This religious dwelling on the souls of the dead is where Halloween’s celebration of all things dark and scary begins. It really got going in the late 18th century in the USA with the arrival of thousands of Irish immigrants, whose customs and traditions many modern Halloween practices are based on (a quick Google search will find you a detailed history).
The Old English root of ‘hallow’ is halig from which we also get its modern form - holy . You might be surprised to learn that holy is used to express surprise in sayings such as holy moly! , holy cow! , and holy mackerel! . These expressions are a kind of euphemism known as minced oaths . Minced oaths were used by people who wanted say profane or blasphemous things without getting into trouble. Other minced oaths include “for crying out loud!” and, the still frequently heard, “jeez”.

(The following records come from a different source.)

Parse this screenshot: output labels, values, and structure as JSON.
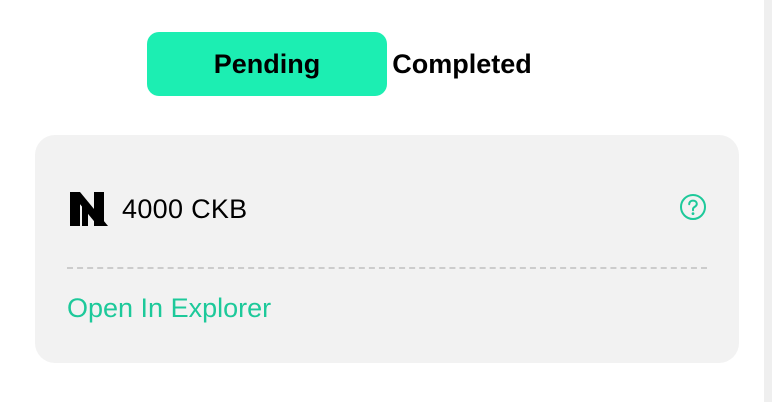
{
  "tabs": [
    {
      "label": "Pending",
      "active": true
    },
    {
      "label": "Completed",
      "active": false
    }
  ],
  "transaction": {
    "asset_icon": "nervos-logo-icon",
    "amount": "4000 CKB",
    "help_icon": "question-circle-icon",
    "explorer_link": "Open In Explorer"
  },
  "colors": {
    "accent": "#1ceeb2",
    "link": "#1dc99a",
    "card_background": "#f2f2f2"
  }
}
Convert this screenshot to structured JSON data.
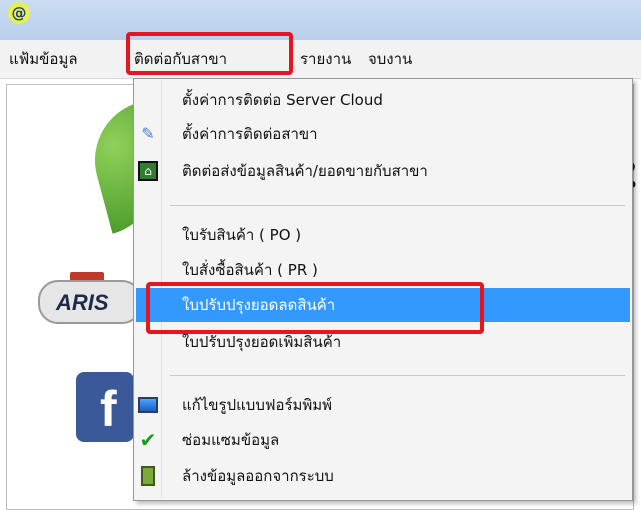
{
  "app": {
    "icon_glyph": "@"
  },
  "menubar": {
    "items": [
      {
        "label": "แฟ้มข้อมูล"
      },
      {
        "label": "ติดต่อกับสาขา"
      },
      {
        "label": "รายงาน"
      },
      {
        "label": "จบงาน"
      }
    ]
  },
  "background": {
    "logo_text": "ARIS",
    "facebook_letter": "f",
    "partial_glyph": "ใ"
  },
  "dropdown": {
    "items": [
      {
        "label": "ตั้งค่าการติดต่อ Server Cloud",
        "icon": ""
      },
      {
        "label": "ตั้งค่าการติดต่อสาขา",
        "icon": "wrench-icon",
        "glyph": "✎"
      },
      {
        "label": "ติดต่อส่งข้อมูลสินค้า/ยอดขายกับสาขา",
        "icon": "home-sync-icon",
        "glyph": "⌂"
      },
      {
        "label": "ใบรับสินค้า ( PO )",
        "icon": ""
      },
      {
        "label": "ใบสั่งซื้อสินค้า ( PR )",
        "icon": ""
      },
      {
        "label": "ใบปรับปรุงยอดลดสินค้า",
        "icon": "",
        "highlighted": true
      },
      {
        "label": "ใบปรับปรุงยอดเพิ่มสินค้า",
        "icon": ""
      },
      {
        "label": "แก้ไขรูปแบบฟอร์มพิมพ์",
        "icon": "monitor-icon"
      },
      {
        "label": "ซ่อมแซมข้อมูล",
        "icon": "checkmark-icon",
        "glyph": "✔"
      },
      {
        "label": "ล้างข้อมูลออกจากระบบ",
        "icon": "trash-icon"
      }
    ]
  },
  "colors": {
    "highlight": "#3399ff",
    "annotation_red": "#e8141f",
    "titlebar": "#c9dcf2"
  }
}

There are many other interesting etymological connections to Halloween (‘trick or treat’, for example) and to hallow (the word ‘health’ is another relative). What interesting words have caught your ear this Halloween season?